Suprasegmental aspects of phonetics/phonology first?!

I've recently read that "in phonetics cirlces" some people apparently advocate teaching suprasegmental phonetics/phonology first, and then looking at the segmental stuff. I've never come accross a course that does this, and I don't really understand the benefits - perhaps you can help explain the pros & cons of both ways?!

ramy Daing's picture
ramy Daing

Dear allI would be glad if anyone could inform me how to best teach pronunciation for adults learners whose their L1 language stands a great impact on best pronunciation skills developments . I ve tried serials methods but still with no avail , subsequently i realized that though learners are fluent however their poor pronunciation production poses a tremendous handicap to their progress as they still confuse between words .Many thanksMohamed Hamblia teacher from Algeria

Harsh Kadepurkar's picture
Harsh Kadepurkar

What do we mean by supra gegmental features? They are stress, rhythm,intonation and juncture. The details of each of them can be studied through books that are easily available. So I won't go into that. The question you have raised is why do some people say that these features are more important than segmental features. Let me offer a short explanation. English is a stress timed language. Most other languages ( at least in my country, India) are syllable timed languages. That is, time required for saying an utterance in English does not depend on the number of words or syllables in the rhythm group/ tone group. It depends rather on the number of stressed syllables, the more the number of stressed syllables the more the time the utterance would require. All languages in the world have a feature of stress, but what is important to note is whether that stress is 'phonemic' or 'phonetic'. If the stress is phonemic, it means with a change of stress the meaning will change. If there is no change of meaning, the stress is phonetic. All this is very important with reference to English as it is a stress timed language and stress in English is a phonemic feature, and not just a phonetic one. If you are teaching English as a second or foreign language this is very important. Segmental features, that is consonant sounds and vowel sounds, are less important than supra segmental features because the intelligibility of English does not depend so much on segmenatl features as it depends on suprasegmental features. Here are a couple of typical examples:1. John's friend Tom has just brought two very fine old paintings.2. It would have been better not to have paid for it before you'd received it.It is obvious that the number of words in the second sentence is more than in the first. But the number of stressed syllables in the first is more than in the second. Therefore, the time required for saying/ uttering the first one would be obiously more than the second. All this is important for students who are learning English as a second or foreign language.As for segmental phonemes, while the distinction between /p/ and /b/ , for example, is important for all learners, the differences in the /p/ sounds in examples such as 'pot', 'spot', 'topmost' and 'top' are of less importance to the second/foreign language learner.

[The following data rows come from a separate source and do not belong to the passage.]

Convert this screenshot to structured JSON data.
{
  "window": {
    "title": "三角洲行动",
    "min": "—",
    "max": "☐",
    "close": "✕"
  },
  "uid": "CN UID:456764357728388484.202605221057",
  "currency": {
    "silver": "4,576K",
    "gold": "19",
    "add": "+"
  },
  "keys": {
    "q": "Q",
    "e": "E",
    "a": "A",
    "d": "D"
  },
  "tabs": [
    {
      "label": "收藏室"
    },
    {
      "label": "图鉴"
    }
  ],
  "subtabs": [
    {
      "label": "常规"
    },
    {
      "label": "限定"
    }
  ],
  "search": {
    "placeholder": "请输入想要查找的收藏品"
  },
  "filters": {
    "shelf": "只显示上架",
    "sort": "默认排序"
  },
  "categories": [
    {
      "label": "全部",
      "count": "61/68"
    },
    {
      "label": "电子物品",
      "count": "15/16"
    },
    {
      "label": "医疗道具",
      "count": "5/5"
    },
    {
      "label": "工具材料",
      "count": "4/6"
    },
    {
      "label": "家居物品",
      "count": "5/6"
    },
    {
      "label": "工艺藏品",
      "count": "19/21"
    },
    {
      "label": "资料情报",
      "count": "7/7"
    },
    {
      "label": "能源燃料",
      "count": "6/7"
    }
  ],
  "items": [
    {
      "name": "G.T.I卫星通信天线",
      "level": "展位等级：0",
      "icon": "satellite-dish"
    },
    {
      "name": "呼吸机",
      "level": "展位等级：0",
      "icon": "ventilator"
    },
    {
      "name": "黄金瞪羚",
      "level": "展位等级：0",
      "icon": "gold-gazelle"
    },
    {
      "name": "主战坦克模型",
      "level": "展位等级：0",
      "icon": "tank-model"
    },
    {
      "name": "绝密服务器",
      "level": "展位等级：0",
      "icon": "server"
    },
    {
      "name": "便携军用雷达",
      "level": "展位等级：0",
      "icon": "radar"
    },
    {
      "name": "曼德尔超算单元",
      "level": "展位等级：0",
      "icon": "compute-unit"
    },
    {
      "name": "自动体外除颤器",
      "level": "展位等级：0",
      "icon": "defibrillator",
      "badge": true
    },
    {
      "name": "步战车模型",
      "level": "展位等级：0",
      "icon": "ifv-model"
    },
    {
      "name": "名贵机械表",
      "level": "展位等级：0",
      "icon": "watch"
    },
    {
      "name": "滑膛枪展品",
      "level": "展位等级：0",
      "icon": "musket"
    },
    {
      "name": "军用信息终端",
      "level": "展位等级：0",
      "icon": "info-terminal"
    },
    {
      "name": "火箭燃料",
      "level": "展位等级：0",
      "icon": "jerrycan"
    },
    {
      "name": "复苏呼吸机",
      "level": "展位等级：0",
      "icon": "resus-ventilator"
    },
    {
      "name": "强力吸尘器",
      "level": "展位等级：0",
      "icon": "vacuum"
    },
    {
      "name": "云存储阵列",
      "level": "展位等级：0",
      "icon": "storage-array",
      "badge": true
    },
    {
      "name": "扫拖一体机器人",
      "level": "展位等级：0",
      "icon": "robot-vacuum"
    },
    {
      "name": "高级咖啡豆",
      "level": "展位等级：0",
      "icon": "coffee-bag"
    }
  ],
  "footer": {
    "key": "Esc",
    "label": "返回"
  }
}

cmftrier's picture

Thanks for your reply, Harsh. I've also asked a few collagues, and here is a list of things everyone has come up with altogether.Arguments for teaching suprasegmental aspects of phonology first (before segmental aspects)

  • English is a stress-timed language and changes in stress patterns can be phonemic, i.e. they can change meaning, so it's important to teach Ss about this, particularly if their own L1 is a syllable-timed language where stress patterns don't impact on meaning.
  • Also, in some languages changes in pitch are phonemic and change meaning (e.g. Chinese), and teaching aspects such as intonation really helps these students not to use such pitch changes in English, and to use more natural intonation patterns.
  • In contrast, the use of individual phonemes' allophones, for example (a segmental aspect) does not affect meaning - e.g. using clear or dark /l/ doesn't change the meaning of a word, and so this is considered less important for Ss.
  • For a lot of Ss, pronouncing the individual phonemes intelligbly is not difficult (even if they're not 100% accurate, they're still often close enough to contrast with other phonemes sufficiently), as these also exist ion their L1s.
  • Differences to Ss' L1s often occur in suprasegmental elements of phonology, for example linking instead of inserting glottal stops between syllables (this is a problem for German speakers!), rather than pronouncing the sounds/syllables themselves.
  • Focussing on suprasegmental features, e.g. stress, may make it easier for Ss to differentiate e.g. strong and weak forms, and then adapt, thus reducing a foreign-sounding stress pattern (all strong!)
  • This could also make them less dependent on spellings of words for their pronunciation, as they would know which syllables can be swallowed/not.
  • Whilst working on suprasegmental elements of phonology, Ss are still getting input which is useful for improving their pronunciation on a segmental level.

 So these are the arguments some people have suggested ... I'm not agreeing necessarily, but just "throwing them out there" for discussiong and comment....CMF

neutralenglish's picture

Phonetics: the study of speech sounds
Phonics: the relationship between the sounds of a language and the letters used to represent those sounds
Phoneme: basic sound unit of speech
Phonemic Awareness: the understanding that words are made up of individual sounds.It includes the ability to distinguish rhyme, blend sounds, isolate sounds, segment sounds, and manipulate sounds in words.
Ref: http://www.neutralaccent.com/phonetics.php

kendOptotakep's picture

I finally joined the forum and figured I should introduce myself.